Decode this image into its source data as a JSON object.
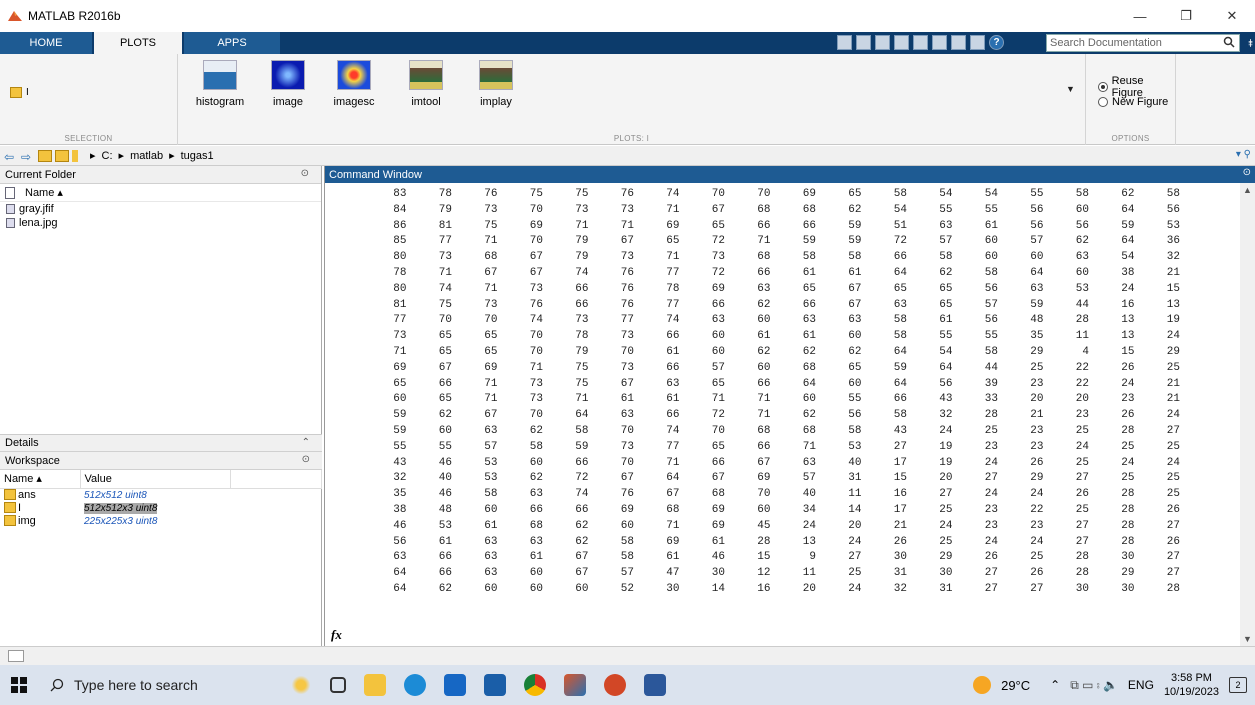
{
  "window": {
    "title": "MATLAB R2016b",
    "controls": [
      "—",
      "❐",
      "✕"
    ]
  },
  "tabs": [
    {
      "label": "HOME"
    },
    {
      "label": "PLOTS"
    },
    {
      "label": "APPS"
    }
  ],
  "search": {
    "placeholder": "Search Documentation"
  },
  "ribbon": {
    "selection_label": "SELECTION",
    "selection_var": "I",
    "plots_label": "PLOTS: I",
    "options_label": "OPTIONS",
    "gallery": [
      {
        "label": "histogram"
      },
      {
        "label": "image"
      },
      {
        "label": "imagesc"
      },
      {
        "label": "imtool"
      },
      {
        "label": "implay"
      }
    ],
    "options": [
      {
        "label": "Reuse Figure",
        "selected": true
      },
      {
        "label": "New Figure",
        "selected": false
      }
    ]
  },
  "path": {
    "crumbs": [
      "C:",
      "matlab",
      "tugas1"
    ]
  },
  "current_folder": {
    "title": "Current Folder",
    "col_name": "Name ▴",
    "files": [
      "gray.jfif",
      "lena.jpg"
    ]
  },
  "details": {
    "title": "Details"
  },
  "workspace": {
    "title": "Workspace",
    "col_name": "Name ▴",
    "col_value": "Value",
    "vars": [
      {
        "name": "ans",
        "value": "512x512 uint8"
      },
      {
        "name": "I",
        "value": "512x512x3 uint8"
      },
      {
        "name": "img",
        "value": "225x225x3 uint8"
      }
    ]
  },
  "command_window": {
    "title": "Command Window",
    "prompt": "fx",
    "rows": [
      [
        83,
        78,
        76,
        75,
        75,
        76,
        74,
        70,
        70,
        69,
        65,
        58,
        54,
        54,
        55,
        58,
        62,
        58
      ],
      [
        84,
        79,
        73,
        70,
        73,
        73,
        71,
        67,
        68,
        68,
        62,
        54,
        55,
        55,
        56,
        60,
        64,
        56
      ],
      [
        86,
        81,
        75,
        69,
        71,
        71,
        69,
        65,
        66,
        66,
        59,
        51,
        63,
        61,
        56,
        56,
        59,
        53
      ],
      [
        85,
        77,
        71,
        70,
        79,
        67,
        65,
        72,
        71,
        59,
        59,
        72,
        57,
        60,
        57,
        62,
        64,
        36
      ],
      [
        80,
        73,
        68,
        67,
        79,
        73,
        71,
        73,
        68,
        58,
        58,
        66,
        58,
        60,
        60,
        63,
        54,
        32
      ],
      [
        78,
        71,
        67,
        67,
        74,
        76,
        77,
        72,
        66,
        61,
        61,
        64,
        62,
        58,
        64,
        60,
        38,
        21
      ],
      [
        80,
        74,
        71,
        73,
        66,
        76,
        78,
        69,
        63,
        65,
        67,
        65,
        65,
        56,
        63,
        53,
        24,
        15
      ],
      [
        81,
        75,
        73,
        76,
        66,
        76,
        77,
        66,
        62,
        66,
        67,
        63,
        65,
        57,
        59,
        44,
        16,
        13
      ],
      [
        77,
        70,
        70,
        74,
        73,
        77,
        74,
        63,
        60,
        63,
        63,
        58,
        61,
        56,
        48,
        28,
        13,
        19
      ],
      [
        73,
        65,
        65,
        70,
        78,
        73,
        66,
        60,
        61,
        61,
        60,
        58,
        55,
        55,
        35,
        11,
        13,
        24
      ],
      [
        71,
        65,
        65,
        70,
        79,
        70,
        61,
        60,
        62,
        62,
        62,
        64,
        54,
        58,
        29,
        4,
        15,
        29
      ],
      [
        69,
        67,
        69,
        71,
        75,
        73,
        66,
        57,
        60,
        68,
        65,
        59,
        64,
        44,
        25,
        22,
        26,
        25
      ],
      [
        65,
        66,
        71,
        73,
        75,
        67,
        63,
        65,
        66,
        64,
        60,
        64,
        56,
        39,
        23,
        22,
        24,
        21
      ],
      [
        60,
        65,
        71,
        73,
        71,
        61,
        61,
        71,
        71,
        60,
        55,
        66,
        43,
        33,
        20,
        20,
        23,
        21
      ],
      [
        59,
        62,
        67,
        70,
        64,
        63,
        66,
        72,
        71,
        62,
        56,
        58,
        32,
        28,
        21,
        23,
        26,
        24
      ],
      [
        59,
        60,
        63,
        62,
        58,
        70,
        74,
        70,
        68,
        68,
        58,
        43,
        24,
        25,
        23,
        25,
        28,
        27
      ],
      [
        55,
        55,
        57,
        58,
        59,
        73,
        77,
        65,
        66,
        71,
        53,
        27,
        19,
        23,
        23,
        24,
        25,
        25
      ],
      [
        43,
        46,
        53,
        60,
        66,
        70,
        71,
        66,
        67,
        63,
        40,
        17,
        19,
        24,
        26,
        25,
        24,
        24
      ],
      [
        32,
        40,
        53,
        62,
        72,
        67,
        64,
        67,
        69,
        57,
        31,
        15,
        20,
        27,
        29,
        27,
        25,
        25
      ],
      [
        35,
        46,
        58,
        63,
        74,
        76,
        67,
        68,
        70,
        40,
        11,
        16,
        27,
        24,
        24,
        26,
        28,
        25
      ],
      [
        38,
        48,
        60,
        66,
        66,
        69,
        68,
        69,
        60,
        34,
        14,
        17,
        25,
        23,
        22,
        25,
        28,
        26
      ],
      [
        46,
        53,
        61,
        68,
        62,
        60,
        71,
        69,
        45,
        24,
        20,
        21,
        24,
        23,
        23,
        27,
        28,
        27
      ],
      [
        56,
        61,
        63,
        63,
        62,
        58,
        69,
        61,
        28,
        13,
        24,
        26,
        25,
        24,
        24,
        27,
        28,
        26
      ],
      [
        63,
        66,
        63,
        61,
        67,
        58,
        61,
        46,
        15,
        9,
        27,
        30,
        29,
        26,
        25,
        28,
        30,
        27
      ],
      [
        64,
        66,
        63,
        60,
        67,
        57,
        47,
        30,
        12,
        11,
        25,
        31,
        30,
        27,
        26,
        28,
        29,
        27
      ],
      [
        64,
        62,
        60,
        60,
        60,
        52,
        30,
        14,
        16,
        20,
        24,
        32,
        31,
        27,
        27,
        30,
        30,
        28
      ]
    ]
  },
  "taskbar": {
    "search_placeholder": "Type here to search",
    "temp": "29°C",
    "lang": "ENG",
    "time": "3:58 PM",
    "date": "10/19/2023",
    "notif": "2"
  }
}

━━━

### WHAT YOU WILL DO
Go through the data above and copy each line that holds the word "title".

### SOLUTION
    "title": "MATLAB R2016b",
    "title": "Current Folder",
    "title": "Details"
    "title": "Workspace",
    "title": "Command Window",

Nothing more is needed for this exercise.